> What you should do: All of the data below must be repeated exactly.

-------------------------

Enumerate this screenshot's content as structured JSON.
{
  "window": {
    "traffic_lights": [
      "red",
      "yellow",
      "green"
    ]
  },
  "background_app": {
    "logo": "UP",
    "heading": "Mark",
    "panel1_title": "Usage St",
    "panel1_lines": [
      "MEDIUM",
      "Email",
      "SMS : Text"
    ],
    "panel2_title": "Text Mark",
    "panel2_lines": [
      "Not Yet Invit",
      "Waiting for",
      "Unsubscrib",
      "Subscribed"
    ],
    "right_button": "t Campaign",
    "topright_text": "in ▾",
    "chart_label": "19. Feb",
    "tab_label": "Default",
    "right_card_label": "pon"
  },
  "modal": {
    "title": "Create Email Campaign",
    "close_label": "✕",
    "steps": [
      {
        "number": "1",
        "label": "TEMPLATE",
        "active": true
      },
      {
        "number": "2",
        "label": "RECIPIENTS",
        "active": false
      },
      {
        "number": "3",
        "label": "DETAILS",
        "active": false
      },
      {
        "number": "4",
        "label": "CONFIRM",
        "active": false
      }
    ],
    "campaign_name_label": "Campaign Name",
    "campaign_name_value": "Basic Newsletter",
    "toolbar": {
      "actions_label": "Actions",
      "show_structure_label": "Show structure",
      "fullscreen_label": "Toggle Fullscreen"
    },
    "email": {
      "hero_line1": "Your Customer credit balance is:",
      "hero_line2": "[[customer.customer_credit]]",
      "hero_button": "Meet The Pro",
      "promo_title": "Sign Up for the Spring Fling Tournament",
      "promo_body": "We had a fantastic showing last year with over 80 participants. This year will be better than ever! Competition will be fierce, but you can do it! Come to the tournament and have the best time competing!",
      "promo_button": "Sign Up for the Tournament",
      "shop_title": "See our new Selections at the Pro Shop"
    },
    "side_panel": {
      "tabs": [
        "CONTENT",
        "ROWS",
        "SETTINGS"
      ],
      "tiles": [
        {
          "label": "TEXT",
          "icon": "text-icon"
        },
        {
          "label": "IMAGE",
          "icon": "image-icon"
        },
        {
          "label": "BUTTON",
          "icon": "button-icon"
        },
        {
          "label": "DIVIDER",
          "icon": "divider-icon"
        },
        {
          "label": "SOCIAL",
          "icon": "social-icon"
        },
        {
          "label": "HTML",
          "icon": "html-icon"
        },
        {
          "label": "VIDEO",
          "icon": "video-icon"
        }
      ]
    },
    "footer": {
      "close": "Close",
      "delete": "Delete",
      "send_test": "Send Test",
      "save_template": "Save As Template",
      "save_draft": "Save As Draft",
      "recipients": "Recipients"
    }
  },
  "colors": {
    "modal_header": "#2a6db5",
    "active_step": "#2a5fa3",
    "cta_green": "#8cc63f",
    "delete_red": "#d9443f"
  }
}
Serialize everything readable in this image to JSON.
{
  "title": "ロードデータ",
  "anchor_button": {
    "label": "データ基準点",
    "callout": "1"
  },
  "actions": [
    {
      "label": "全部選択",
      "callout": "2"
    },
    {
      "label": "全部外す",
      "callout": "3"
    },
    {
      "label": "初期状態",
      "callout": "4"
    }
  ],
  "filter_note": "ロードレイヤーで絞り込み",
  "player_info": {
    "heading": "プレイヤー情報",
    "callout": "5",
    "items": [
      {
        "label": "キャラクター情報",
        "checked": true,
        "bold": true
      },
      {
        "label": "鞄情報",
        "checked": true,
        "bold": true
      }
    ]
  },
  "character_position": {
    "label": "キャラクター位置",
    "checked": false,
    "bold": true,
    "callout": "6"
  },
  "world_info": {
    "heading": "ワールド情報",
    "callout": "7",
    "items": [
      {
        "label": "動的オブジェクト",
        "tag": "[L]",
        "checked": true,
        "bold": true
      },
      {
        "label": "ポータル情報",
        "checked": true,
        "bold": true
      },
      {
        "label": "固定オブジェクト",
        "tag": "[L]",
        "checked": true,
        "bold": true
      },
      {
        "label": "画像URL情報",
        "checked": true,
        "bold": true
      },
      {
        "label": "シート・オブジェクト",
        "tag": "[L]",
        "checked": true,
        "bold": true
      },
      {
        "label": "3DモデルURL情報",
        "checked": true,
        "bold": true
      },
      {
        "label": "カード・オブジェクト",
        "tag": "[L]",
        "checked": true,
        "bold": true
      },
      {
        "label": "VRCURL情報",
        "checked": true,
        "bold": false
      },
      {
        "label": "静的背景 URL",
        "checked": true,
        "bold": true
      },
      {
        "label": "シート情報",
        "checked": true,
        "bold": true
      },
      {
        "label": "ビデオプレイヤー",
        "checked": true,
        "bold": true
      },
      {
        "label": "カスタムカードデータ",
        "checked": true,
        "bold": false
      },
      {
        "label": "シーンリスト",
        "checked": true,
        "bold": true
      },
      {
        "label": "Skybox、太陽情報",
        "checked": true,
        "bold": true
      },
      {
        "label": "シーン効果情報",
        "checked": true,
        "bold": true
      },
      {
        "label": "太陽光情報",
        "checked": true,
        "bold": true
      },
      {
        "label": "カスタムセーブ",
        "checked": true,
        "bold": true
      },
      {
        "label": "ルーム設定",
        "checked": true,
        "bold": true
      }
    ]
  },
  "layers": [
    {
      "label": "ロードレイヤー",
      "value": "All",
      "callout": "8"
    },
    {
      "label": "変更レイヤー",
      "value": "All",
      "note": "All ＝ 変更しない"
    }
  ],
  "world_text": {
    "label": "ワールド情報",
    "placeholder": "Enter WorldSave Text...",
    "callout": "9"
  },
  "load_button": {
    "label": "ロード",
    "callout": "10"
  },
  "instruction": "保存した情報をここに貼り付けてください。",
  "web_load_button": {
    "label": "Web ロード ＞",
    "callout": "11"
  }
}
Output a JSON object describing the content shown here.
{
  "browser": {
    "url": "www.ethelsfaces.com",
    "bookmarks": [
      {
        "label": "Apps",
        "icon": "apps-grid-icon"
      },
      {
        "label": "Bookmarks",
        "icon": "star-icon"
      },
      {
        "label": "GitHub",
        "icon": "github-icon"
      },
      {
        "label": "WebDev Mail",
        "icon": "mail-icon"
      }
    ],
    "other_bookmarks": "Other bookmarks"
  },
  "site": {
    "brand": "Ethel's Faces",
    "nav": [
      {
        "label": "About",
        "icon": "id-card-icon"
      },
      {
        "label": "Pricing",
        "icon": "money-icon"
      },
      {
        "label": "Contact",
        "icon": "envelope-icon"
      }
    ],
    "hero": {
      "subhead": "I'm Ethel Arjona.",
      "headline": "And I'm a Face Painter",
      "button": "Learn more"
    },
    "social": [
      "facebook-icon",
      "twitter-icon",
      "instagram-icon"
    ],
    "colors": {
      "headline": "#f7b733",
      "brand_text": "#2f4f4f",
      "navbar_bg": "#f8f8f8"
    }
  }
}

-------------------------

> Solution:
Enumerate this screenshot's content as structured JSON.
{
  "window": {
    "traffic_lights": [
      "red",
      "yellow",
      "green"
    ]
  },
  "background_app": {
    "logo": "UP",
    "heading": "Mark",
    "panel1_title": "Usage St",
    "panel1_lines": [
      "MEDIUM",
      "Email",
      "SMS : Text"
    ],
    "panel2_title": "Text Mark",
    "panel2_lines": [
      "Not Yet Invit",
      "Waiting for",
      "Unsubscrib",
      "Subscribed"
    ],
    "right_button": "t Campaign",
    "topright_text": "in ▾",
    "chart_label": "19. Feb",
    "tab_label": "Default",
    "right_card_label": "pon"
  },
  "modal": {
    "title": "Create Email Campaign",
    "close_label": "✕",
    "steps": [
      {
        "number": "1",
        "label": "TEMPLATE",
        "active": true
      },
      {
        "number": "2",
        "label": "RECIPIENTS",
        "active": false
      },
      {
        "number": "3",
        "label": "DETAILS",
        "active": false
      },
      {
        "number": "4",
        "label": "CONFIRM",
        "active": false
      }
    ],
    "campaign_name_label": "Campaign Name",
    "campaign_name_value": "Basic Newsletter",
    "toolbar": {
      "actions_label": "Actions",
      "show_structure_label": "Show structure",
      "fullscreen_label": "Toggle Fullscreen"
    },
    "email": {
      "hero_line1": "Your Customer credit balance is:",
      "hero_line2": "[[customer.customer_credit]]",
      "hero_button": "Meet The Pro",
      "promo_title": "Sign Up for the Spring Fling Tournament",
      "promo_body": "We had a fantastic showing last year with over 80 participants. This year will be better than ever! Competition will be fierce, but you can do it! Come to the tournament and have the best time competing!",
      "promo_button": "Sign Up for the Tournament",
      "shop_title": "See our new Selections at the Pro Shop"
    },
    "side_panel": {
      "tabs": [
        "CONTENT",
        "ROWS",
        "SETTINGS"
      ],
      "tiles": [
        {
          "label": "TEXT",
          "icon": "text-icon"
        },
        {
          "label": "IMAGE",
          "icon": "image-icon"
        },
        {
          "label": "BUTTON",
          "icon": "button-icon"
        },
        {
          "label": "DIVIDER",
          "icon": "divider-icon"
        },
        {
          "label": "SOCIAL",
          "icon": "social-icon"
        },
        {
          "label": "HTML",
          "icon": "html-icon"
        },
        {
          "label": "VIDEO",
          "icon": "video-icon"
        }
      ]
    },
    "footer": {
      "close": "Close",
      "delete": "Delete",
      "send_test": "Send Test",
      "save_template": "Save As Template",
      "save_draft": "Save As Draft",
      "recipients": "Recipients"
    }
  },
  "colors": {
    "modal_header": "#2a6db5",
    "active_step": "#2a5fa3",
    "cta_green": "#8cc63f",
    "delete_red": "#d9443f"
  }
}
Serialize everything readable in this image to JSON.
{
  "title": "ロードデータ",
  "anchor_button": {
    "label": "データ基準点",
    "callout": "1"
  },
  "actions": [
    {
      "label": "全部選択",
      "callout": "2"
    },
    {
      "label": "全部外す",
      "callout": "3"
    },
    {
      "label": "初期状態",
      "callout": "4"
    }
  ],
  "filter_note": "ロードレイヤーで絞り込み",
  "player_info": {
    "heading": "プレイヤー情報",
    "callout": "5",
    "items": [
      {
        "label": "キャラクター情報",
        "checked": true,
        "bold": true
      },
      {
        "label": "鞄情報",
        "checked": true,
        "bold": true
      }
    ]
  },
  "character_position": {
    "label": "キャラクター位置",
    "checked": false,
    "bold": true,
    "callout": "6"
  },
  "world_info": {
    "heading": "ワールド情報",
    "callout": "7",
    "items": [
      {
        "label": "動的オブジェクト",
        "tag": "[L]",
        "checked": true,
        "bold": true
      },
      {
        "label": "ポータル情報",
        "checked": true,
        "bold": true
      },
      {
        "label": "固定オブジェクト",
        "tag": "[L]",
        "checked": true,
        "bold": true
      },
      {
        "label": "画像URL情報",
        "checked": true,
        "bold": true
      },
      {
        "label": "シート・オブジェクト",
        "tag": "[L]",
        "checked": true,
        "bold": true
      },
      {
        "label": "3DモデルURL情報",
        "checked": true,
        "bold": true
      },
      {
        "label": "カード・オブジェクト",
        "tag": "[L]",
        "checked": true,
        "bold": true
      },
      {
        "label": "VRCURL情報",
        "checked": true,
        "bold": false
      },
      {
        "label": "静的背景 URL",
        "checked": true,
        "bold": true
      },
      {
        "label": "シート情報",
        "checked": true,
        "bold": true
      },
      {
        "label": "ビデオプレイヤー",
        "checked": true,
        "bold": true
      },
      {
        "label": "カスタムカードデータ",
        "checked": true,
        "bold": false
      },
      {
        "label": "シーンリスト",
        "checked": true,
        "bold": true
      },
      {
        "label": "Skybox、太陽情報",
        "checked": true,
        "bold": true
      },
      {
        "label": "シーン効果情報",
        "checked": true,
        "bold": true
      },
      {
        "label": "太陽光情報",
        "checked": true,
        "bold": true
      },
      {
        "label": "カスタムセーブ",
        "checked": true,
        "bold": true
      },
      {
        "label": "ルーム設定",
        "checked": true,
        "bold": true
      }
    ]
  },
  "layers": [
    {
      "label": "ロードレイヤー",
      "value": "All",
      "callout": "8"
    },
    {
      "label": "変更レイヤー",
      "value": "All",
      "note": "All ＝ 変更しない"
    }
  ],
  "world_text": {
    "label": "ワールド情報",
    "placeholder": "Enter WorldSave Text...",
    "callout": "9"
  },
  "load_button": {
    "label": "ロード",
    "callout": "10"
  },
  "instruction": "保存した情報をここに貼り付けてください。",
  "web_load_button": {
    "label": "Web ロード ＞",
    "callout": "11"
  }
}
Output a JSON object describing the content shown here.
{
  "browser": {
    "url": "www.ethelsfaces.com",
    "bookmarks": [
      {
        "label": "Apps",
        "icon": "apps-grid-icon"
      },
      {
        "label": "Bookmarks",
        "icon": "star-icon"
      },
      {
        "label": "GitHub",
        "icon": "github-icon"
      },
      {
        "label": "WebDev Mail",
        "icon": "mail-icon"
      }
    ],
    "other_bookmarks": "Other bookmarks"
  },
  "site": {
    "brand": "Ethel's Faces",
    "nav": [
      {
        "label": "About",
        "icon": "id-card-icon"
      },
      {
        "label": "Pricing",
        "icon": "money-icon"
      },
      {
        "label": "Contact",
        "icon": "envelope-icon"
      }
    ],
    "hero": {
      "subhead": "I'm Ethel Arjona.",
      "headline": "And I'm a Face Painter",
      "button": "Learn more"
    },
    "social": [
      "facebook-icon",
      "twitter-icon",
      "instagram-icon"
    ],
    "colors": {
      "headline": "#f7b733",
      "brand_text": "#2f4f4f",
      "navbar_bg": "#f8f8f8"
    }
  }
}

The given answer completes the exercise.